This weekend I joined the New York State Young Birders to do a bit of city birding. On Sunday, 9/26, we visited Central Park–a classic place for all sorts of migrating passerines. But the night before (yes, the night before), we birded a spot far more unorthodox–the 86th floor of the Empire State Building.
As many birders know, many songbirds choose nighttime to migrate. This is probably due to a combination of factors–a cooler and more stable atmosphere, a decreased risk of predators (more on this in a bit), and more time to do other stuff during the day. On Saturday night, we got lucky by picking a night when there was a large amount of migration taking place. We saw over 800 birds (visible because of the floodlights on the top of the building) flying south from about 9:30-11 pm, and it was quite a sight.
So how does one bird the Empire State Building?
First, buy a ticket online, at esbnyc.com. They’re $20 a piece. Then, get to the building a little after sundown–it can take a long time to get through all the lines. I arrived at the building at 8 and didn’t get to the 86th floor observatory until 9. In the fall, position yourself at the northwest corner of the building, and look up. Birds can be seen crossing the top of the building or flying around the side. Be careful of moths, because they can sometimes seem like birds. But moths are generally much smaller, fly more erratically, and if there’s a substantial wind they will get pushed in the direction it’s going very easily.
We saw some interesting stuff up there, both species-wise and behavior-wise. In addition to warblers, vireos, thrushes, catbirds, grosbeaks, cuckoos, and your other normal nocturnally migrating passerines, we saw two heron-like birds, as well as a small flock of Canada Geese. We also saw a few Northern Flickers (distinctive) and a Downy Woodpecker or two. I’m sure I’m forgetting some birds, but the vast majority were a real challenge to identify–the floodlights make everything look pale yellow, and unless the bird is really low and has distinctive markings (e.g., Northern Flicker, Rose-breasted Grosbeak, Downy Woodpecker, etc.) it is very tough to ID to species.
As the night progressed, birds started appearing more grouped together–many birds came through in groups of 4 or 5, and we had one loose group of 12 at around 10:30. On a couple of occasions, birds also interacted with one another, chasing each other around (like what I’ve seen in morning flight). Interesting . . .
I did managed to get some photos of these birds. They redefine the term “crappy photo,” but you can get an idea of the kind of views we got of these birds.
It was a really fun and interesting experience–I’d love to get up there again and try different camera settings to see if I can pull off any better shots. Plus it really tests your knowledge of structure and flight pattern while giving you almost no color information to work with. A good way to improve your ID skills.

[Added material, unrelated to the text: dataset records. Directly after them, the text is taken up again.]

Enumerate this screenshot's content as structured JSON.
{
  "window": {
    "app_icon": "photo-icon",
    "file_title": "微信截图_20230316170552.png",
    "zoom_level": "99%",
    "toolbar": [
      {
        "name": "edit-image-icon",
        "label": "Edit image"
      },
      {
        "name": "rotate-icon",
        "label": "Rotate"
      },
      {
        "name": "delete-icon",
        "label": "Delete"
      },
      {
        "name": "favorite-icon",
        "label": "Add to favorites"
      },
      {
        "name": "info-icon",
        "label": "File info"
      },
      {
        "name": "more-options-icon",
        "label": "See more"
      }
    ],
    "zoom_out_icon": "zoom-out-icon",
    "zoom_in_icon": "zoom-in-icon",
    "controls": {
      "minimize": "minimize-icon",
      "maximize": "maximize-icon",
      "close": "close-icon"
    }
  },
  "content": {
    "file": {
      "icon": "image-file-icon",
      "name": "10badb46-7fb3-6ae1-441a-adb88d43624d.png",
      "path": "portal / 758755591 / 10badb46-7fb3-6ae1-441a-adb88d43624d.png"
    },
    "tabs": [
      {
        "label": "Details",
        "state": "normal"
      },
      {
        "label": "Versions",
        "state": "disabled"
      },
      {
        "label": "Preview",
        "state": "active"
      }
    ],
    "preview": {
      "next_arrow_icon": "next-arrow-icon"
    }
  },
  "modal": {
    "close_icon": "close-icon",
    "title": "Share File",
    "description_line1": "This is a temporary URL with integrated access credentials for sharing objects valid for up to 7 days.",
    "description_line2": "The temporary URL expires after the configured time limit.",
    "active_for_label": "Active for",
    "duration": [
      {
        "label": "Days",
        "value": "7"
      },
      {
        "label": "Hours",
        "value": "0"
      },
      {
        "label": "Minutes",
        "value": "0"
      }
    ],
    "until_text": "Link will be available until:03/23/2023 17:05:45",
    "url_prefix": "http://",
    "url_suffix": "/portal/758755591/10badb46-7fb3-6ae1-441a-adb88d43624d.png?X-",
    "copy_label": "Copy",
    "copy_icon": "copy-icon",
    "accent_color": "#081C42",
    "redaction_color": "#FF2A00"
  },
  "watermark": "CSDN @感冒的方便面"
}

But that wasn’t the whole trip. We met at 7:30 am the following morning to bird Central Park. One might think, with all the birds flying by during the preceding night, the park would be saturated with birds. But, unfortunately, a massive nocturnal flight doesn’t always translate into a banner day the following morning. We had excellent diversity, though.
The trip started out in Strawberry Fields, and we soon ran into our first migrants–Northern Parula and Blackpoll Warbler. Brown Thrashers started calling from the thickets (we would see at least 10 over the course of the morning), and a couple people caught a glimpse of a Gray-cheeked Thrush (not me). The overall bird numbers were disappointingly low, but we pressed on. On the south part of the field we encountered another small group of birds. A couple Swainson’s Thrushes and–wait–another Gray-cheeked (only one person saw this one). Palm and Blackpoll Warblers showed up, as did White-throated Sparrow, Eastern Phoebe, and our highlight of the day–a brightly patterned Yellow-bellied Flycatcher. Also spotted was a Common Nighthawk, an unusual (and slightly late) migrant in the park.
We pressed on, finding more thrashers and some scattered warblers (we added Black-throated Blue). Swamp Sparrows called, and above us flew American Kestrels and an Osprey. Moving north, we headed to the Ramble, a spot well-known for warblers. It paid off–we stayed there for the rest of the morning and found many birds within its bounds, including an impressive amount of Swainson’s Thrushes and a few more Gray-cheeked (I finally saw one)! Azalea Pond was a particularly good spot–Magnolia and Black-and-white Warblers, Purple Finches, Winter Wren and Wood Thrush all appeared nearby. Other migrants in the vicinity included Scarlet Tanager, Pine Warbler, Indigo Bunting, American Redstart, Northern Waterthrush and a smattering of others.
We ended the birding portion of the trip at Belvedere Castle, spotting Great Egret, Gadwall, Mallard, and Wood Duck on the pond below (or at least I was told that was the last birding stop–I had to leave).
And just to prove that the quality of the above photos was a product of the lighting conditions and not awful photography skills, here is a photo of the best look I’ve had at a Gray-cheeked Thrush from Sunday, when there was actually some sunlight: